When deciding what to buy "our" children should we mix it up, and go for so-called "gender neutral" gifts, and allow them to move naturally to those kinds of toys they prefer? On one level, that would appear to make sense, in that there are some things all children love (children's books, DVDs) and there are some things (dolls, princess dresses, footballs, for example) where a child will rarely, though of course not never, be happy to receive and to play with both. The question is, which way will the children lean? According to gender assumptions about pink, dolls, swords, army men, etc.? Or according to the assuption that kids like all kinds of things, and if we allow the kids to choose, then the parents can follow the lead. That is what I think Rose Sawyer was getting at in her post, and it is a great idea to follow the kids' leads.
This article, here, makes a similar point in decrying parents who reflexively suppress or turn a blind eye to a son who takes a liking to playing with dolls, or a daughter who wants to get a mohawk. The article talks about how more and more parents are allowing their children to run with it, and are supporting their choice. If we assume that there ave always been kids who wanted to cross genders by not falling in lockstep with the other football-loving boys --and if we assume that gender proscriptions hurt their ability to be who they want to be with their identities and with their toys-- then removing those restrictions will alllow more fluid toy-gender identities to emerge. Moreover, writes the author of the article, not only should it not be a "bad" thing for a boy to want a barbie, but unnecessarily worried parents should also cool their jets about exactly what that means anyway. A child psychologist interviewed for the column states that kids go through various stages of interest with their toys. It often says only that they like to mix it up, not that they will be straight, or gay, or transgender.
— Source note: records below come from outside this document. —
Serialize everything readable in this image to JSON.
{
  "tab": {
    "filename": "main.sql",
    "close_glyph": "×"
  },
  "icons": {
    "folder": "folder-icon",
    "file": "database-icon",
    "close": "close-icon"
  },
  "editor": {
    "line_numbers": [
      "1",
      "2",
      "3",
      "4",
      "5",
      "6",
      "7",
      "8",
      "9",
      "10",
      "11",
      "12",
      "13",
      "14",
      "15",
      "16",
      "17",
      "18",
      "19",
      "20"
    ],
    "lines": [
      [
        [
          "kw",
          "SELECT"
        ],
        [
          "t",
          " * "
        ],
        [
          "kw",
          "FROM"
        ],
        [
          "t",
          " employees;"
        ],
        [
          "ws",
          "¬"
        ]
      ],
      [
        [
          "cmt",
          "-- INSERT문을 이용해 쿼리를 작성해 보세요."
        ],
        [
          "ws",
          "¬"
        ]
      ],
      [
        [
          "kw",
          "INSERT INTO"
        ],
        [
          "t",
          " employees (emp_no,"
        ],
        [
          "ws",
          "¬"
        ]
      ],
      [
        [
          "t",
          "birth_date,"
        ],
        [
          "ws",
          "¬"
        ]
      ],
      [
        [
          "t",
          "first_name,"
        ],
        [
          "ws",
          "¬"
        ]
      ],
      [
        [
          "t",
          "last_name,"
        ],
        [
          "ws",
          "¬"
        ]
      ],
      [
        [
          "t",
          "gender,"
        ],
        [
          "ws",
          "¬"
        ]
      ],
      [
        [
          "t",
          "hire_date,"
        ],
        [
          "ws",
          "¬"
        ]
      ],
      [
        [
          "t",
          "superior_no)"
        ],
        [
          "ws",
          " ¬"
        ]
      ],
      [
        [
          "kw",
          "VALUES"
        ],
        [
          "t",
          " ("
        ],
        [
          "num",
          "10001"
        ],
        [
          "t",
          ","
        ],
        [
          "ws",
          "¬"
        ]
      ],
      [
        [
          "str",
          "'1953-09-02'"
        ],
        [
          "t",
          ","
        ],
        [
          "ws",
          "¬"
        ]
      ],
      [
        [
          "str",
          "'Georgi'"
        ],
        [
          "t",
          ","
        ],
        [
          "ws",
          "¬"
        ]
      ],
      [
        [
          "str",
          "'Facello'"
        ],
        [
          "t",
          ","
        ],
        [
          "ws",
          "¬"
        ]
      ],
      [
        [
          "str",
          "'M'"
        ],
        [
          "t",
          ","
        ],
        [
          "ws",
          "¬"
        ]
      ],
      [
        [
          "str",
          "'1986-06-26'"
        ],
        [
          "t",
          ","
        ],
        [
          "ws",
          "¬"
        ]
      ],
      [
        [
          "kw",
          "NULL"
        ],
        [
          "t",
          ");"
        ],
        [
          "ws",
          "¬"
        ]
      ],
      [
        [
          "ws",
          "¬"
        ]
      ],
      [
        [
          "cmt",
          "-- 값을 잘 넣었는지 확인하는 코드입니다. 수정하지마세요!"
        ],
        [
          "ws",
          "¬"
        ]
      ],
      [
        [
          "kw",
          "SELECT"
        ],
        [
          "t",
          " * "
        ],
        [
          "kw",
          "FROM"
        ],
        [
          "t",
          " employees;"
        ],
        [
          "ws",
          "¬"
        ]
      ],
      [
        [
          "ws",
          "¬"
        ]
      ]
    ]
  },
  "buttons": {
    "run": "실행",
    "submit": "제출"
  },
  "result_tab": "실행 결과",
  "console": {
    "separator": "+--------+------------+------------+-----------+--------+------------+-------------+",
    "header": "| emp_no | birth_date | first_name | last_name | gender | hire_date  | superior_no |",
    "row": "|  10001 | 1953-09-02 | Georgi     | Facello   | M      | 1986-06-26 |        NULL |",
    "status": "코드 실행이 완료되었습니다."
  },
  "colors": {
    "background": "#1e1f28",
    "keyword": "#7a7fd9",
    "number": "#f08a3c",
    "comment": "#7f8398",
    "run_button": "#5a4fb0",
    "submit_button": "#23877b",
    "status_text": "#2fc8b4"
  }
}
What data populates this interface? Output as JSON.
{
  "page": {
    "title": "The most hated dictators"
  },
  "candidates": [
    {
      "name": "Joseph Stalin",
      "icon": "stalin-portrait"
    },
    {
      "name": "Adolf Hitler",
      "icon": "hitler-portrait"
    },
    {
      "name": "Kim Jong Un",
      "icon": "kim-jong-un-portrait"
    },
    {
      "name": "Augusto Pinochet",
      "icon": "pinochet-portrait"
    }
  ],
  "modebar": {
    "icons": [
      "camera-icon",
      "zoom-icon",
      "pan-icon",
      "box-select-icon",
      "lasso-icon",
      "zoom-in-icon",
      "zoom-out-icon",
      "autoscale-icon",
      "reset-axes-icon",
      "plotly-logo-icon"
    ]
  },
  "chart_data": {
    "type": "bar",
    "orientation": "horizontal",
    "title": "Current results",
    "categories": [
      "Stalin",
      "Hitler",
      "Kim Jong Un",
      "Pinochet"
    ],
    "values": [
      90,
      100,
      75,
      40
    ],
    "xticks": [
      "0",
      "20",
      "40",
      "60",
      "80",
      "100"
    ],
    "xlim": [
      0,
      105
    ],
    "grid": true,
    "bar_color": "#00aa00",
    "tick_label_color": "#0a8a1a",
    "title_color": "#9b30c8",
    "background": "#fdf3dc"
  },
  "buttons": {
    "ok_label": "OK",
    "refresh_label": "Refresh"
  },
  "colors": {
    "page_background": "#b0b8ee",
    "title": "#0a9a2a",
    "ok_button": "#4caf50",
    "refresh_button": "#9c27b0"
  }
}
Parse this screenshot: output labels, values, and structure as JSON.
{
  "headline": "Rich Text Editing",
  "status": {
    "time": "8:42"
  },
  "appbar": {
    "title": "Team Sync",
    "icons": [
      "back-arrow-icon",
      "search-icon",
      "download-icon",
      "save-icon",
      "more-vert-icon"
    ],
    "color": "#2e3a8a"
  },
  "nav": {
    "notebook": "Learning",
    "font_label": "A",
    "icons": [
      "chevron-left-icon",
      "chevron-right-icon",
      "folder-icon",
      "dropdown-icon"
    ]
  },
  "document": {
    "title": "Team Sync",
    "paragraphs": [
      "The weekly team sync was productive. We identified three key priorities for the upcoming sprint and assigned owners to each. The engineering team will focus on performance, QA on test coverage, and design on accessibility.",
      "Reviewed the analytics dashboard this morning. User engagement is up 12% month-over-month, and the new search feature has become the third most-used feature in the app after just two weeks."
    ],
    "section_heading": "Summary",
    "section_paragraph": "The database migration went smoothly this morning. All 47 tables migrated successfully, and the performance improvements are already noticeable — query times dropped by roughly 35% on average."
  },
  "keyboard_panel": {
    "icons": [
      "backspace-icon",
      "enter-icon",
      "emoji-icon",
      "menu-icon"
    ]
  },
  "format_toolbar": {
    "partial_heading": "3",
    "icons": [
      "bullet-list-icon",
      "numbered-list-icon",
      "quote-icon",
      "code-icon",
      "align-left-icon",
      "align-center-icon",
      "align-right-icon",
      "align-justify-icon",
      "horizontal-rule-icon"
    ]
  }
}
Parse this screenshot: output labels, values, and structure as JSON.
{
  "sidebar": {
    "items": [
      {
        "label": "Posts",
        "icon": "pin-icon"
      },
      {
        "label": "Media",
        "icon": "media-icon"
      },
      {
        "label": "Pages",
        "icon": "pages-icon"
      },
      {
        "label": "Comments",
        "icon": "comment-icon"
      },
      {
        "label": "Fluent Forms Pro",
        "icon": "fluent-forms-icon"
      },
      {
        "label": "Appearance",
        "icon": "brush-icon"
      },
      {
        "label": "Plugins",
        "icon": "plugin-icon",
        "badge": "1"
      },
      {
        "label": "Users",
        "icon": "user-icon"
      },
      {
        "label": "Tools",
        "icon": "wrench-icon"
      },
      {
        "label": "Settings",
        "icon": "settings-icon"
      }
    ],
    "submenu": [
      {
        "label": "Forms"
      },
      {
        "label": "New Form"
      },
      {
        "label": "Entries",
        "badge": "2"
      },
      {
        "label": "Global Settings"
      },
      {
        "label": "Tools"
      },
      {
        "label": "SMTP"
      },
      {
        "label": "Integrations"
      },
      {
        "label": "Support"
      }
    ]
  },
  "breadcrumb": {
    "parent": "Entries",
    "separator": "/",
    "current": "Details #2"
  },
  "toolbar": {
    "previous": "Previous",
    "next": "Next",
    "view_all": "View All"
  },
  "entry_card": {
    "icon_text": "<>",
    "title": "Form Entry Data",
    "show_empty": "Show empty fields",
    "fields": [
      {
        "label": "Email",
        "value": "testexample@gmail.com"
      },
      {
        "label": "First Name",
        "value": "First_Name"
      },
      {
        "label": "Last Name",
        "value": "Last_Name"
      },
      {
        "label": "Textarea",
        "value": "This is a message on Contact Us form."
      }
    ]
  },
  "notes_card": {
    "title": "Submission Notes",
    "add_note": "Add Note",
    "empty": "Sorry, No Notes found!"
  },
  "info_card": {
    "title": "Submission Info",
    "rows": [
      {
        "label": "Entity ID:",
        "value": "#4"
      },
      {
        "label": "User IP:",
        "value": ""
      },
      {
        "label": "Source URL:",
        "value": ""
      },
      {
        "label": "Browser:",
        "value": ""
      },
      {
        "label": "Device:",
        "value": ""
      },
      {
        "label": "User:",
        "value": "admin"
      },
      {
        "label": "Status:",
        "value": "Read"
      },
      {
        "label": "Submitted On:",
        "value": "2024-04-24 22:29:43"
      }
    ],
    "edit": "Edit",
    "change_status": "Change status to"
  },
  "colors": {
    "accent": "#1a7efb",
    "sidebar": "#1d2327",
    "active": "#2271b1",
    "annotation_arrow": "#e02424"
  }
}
I found that insight a helpful way to get unfairly worried parents to sit back and let things happen, even if they are not yet willing to be enlightened enough to allow their children to be who they intuitively want to be. My niece, Sylvia, asked if I would play with her. I said sure. Little did I know that her main and almost only playmate is her rambunctious older Brother, Alfred, whose sole apparent purpose is to construct elaborate games involving knights, soldiers, and murder-by-sword. So I found it a bit jarring when Sylvia, a lovely little thing who looks as if primed to enter a Janis Joplin look-alike casting, said "Let's play WAR!!" and proceeded to chase me about the apartment with a plastic dagger.
However, I also noted, as may others have, just how uncanny it is for most --and I stress, most, not all-- kids to gravitate to toys according to these strict gender norms. The boys will so often find great glee, without any solicitation, upon building a fort, or throwing balls, and the little girl will so often want to play with dolls (case in point: Lucy and Mimi, who, every two hours or so, seem to demand being changed into a different princess dress!). Still, the fact that most kids act this way proves nothing. Articles like the Ny Times on, and Rose Sawyer's post, alert parents to their responsibility with their children, who can sense the foreboding pressure of parental gender expectations. A great way to understand the dynamic is to listen to his wonderful gem from the 1970s: It is a bit of poignant nostalgia, a great song/skit, from the pathbreaking children's LP, Free to Be You and Me. The skit is called "William Wants a Doll." You should listen to it. I grew up with this album. It is etched forever in my psyche.
enjoy the rest of the holidays all!